Did you face any obstacles when writing this story with plot problems or character development?
The biggest problem I had was how to order the chapters. Part One is really the middle part of the story. Part Two is the beginning. Part Three is the end. The reason for this is Chapter One of Part One has the strongest introduction to the dragon, with her waking up in an ice cave after a hundred years asleep. I struggled with this order a lot and had a hard time finding a better way to introduce her.
Have you read books similar to this?
Conn Iggulden's historical fiction Conqueror series about the Genghis Khan gives the reader a hard, stone-faced character you just don't mess with or defy. Likewise, the main character in Bernhard Cornwell's Saxon Stories is brilliantly arrogant and sees himself as an awesome, teeth kicking warrior. Of course, Game of Thrones gives the reader many "villain" POVs.
There are plenty of fantasy books too. I remember reading the beginning of a Piers Anthony book that started in a goblin's point of view and the idea of an entire book told this way really struck my imagination. I don't remember the name of the book or if I even finished reading it after it dropped the goblin's point of view.

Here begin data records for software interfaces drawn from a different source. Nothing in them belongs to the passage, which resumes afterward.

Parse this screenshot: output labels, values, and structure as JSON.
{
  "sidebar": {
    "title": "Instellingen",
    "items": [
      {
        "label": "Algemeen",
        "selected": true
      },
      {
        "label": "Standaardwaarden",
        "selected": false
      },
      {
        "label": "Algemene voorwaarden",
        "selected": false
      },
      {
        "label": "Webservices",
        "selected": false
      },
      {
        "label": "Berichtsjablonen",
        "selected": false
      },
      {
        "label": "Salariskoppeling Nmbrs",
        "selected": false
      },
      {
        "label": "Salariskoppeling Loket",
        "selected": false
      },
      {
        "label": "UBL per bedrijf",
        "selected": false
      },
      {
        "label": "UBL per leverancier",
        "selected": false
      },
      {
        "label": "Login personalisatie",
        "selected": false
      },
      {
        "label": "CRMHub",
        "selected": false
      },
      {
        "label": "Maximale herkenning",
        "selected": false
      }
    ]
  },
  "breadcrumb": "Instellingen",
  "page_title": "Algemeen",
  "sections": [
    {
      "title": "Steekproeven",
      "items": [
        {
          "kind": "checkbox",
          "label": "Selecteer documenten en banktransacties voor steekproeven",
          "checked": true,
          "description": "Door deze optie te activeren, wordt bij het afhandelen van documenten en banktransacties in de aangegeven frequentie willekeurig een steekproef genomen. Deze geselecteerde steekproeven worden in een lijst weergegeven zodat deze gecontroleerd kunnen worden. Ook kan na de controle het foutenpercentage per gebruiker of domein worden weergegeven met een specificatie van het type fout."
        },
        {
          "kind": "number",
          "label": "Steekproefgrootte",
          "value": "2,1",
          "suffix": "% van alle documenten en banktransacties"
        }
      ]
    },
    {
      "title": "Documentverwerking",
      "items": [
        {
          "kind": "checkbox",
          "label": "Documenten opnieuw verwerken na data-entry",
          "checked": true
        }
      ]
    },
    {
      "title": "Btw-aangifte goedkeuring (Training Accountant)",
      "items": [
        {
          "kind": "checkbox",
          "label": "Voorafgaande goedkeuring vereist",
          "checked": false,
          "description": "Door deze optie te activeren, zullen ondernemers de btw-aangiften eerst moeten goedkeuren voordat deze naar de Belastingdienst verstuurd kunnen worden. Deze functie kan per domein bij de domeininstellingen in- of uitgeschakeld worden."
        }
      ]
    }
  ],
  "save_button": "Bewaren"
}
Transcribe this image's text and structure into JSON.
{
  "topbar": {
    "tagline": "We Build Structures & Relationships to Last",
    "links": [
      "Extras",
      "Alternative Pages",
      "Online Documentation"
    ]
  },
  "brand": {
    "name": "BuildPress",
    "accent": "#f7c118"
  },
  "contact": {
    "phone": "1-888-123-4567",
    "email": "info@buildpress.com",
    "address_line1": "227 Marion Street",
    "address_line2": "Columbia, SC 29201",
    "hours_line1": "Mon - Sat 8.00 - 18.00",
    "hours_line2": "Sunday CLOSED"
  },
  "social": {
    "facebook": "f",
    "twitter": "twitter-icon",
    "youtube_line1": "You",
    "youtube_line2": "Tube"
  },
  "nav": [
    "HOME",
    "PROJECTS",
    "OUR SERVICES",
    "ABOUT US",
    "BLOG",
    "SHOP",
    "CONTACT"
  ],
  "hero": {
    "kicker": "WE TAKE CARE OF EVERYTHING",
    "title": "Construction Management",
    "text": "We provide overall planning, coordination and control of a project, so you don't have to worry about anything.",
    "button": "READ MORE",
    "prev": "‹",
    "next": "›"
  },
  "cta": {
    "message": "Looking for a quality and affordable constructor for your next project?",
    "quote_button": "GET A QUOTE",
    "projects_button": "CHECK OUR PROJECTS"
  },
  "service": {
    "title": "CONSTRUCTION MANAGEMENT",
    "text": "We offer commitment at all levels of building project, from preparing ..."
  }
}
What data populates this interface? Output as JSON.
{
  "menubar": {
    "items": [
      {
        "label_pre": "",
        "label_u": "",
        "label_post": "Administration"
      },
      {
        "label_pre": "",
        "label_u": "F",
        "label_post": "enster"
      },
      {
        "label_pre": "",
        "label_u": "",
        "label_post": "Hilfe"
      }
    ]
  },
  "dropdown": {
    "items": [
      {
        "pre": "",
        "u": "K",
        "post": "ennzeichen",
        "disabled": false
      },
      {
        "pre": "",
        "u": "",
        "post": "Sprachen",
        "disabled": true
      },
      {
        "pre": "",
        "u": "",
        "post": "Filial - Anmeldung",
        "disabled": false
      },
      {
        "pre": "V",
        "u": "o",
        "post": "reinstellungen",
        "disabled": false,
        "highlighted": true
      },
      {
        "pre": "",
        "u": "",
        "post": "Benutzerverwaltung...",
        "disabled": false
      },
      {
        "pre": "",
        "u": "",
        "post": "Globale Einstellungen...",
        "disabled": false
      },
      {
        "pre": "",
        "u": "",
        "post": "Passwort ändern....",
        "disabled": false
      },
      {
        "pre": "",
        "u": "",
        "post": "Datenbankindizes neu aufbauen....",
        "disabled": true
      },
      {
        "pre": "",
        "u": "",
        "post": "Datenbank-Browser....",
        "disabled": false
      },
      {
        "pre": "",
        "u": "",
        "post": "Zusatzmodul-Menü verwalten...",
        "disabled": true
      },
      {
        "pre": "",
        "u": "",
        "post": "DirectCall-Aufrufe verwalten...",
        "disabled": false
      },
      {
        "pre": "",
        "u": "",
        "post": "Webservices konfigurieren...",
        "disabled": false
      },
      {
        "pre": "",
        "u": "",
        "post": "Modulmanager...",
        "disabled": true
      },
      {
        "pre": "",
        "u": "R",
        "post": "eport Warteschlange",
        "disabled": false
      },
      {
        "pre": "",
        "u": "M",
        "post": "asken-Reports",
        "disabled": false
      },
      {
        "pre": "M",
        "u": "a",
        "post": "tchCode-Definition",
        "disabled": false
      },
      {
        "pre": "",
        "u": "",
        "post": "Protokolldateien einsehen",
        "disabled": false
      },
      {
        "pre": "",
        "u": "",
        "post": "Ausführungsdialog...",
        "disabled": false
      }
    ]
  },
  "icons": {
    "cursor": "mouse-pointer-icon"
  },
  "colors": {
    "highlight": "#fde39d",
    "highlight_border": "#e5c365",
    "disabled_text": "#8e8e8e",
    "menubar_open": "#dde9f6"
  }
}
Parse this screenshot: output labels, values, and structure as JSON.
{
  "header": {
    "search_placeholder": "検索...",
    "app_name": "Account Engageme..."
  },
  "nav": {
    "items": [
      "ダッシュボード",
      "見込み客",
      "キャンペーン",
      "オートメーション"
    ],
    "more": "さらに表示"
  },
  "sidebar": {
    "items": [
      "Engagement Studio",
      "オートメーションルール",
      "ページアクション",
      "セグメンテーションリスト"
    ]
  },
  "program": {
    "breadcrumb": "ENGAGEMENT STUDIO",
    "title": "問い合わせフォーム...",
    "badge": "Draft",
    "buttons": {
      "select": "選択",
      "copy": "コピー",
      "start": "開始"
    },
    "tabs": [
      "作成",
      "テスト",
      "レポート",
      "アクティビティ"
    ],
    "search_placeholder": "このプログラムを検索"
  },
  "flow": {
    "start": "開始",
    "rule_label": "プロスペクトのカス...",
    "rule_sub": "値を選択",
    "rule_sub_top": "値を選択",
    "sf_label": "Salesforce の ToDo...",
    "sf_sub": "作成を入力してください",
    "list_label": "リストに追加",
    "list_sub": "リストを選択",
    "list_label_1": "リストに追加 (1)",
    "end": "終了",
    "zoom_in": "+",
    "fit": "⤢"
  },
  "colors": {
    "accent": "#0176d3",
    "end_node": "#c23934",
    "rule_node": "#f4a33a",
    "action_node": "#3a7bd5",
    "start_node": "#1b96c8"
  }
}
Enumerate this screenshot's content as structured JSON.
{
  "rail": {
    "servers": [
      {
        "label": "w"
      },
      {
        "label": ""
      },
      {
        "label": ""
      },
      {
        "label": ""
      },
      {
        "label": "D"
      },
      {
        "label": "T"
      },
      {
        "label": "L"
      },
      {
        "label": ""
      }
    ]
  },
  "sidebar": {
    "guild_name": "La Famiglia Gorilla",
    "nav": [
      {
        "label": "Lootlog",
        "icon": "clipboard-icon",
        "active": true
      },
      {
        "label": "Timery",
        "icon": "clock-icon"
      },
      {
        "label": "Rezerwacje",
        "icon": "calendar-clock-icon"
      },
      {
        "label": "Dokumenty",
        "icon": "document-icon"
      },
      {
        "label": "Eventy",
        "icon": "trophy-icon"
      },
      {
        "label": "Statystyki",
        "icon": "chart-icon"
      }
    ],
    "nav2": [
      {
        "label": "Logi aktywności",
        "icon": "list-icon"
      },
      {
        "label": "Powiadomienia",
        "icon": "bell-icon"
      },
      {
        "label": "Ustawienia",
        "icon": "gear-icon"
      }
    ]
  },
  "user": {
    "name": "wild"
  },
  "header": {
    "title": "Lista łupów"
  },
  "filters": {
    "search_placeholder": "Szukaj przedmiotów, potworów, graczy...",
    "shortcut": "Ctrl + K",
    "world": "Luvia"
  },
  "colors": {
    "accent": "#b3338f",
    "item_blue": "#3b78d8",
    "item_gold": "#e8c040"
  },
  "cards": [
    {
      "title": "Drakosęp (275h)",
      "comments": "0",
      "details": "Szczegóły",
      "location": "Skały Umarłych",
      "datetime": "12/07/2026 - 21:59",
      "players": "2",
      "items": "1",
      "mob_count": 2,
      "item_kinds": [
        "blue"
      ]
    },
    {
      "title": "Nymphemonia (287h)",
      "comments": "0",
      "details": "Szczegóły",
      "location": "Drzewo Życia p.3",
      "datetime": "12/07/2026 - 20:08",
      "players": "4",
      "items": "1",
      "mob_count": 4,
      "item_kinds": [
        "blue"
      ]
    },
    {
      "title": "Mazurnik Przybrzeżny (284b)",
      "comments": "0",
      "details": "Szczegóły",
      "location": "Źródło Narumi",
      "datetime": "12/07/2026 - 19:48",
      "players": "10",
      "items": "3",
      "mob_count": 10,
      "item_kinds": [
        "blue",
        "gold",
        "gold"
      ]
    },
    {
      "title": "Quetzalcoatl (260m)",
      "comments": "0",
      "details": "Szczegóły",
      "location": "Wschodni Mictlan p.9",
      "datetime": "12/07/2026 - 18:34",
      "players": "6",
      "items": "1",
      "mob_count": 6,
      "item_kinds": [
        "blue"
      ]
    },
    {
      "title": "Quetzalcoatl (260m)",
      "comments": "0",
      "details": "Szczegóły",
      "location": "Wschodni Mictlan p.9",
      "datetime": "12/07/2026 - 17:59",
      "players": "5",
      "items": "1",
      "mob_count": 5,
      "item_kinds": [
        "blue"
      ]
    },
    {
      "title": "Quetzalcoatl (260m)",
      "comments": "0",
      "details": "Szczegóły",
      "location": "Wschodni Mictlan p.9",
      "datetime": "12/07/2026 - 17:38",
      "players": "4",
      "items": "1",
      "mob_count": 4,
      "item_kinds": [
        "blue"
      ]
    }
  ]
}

The Orcs trilogy tries to give us the orc's point of view but mostly could have been about a band of human mercenaries instead of monstrous, other-worldly orcs. We really didn't get a good idea of what it was to be an orc as much as it was to be a team of mercenaries working for the bad guy. We do get a good glimpse at other non-human characters though.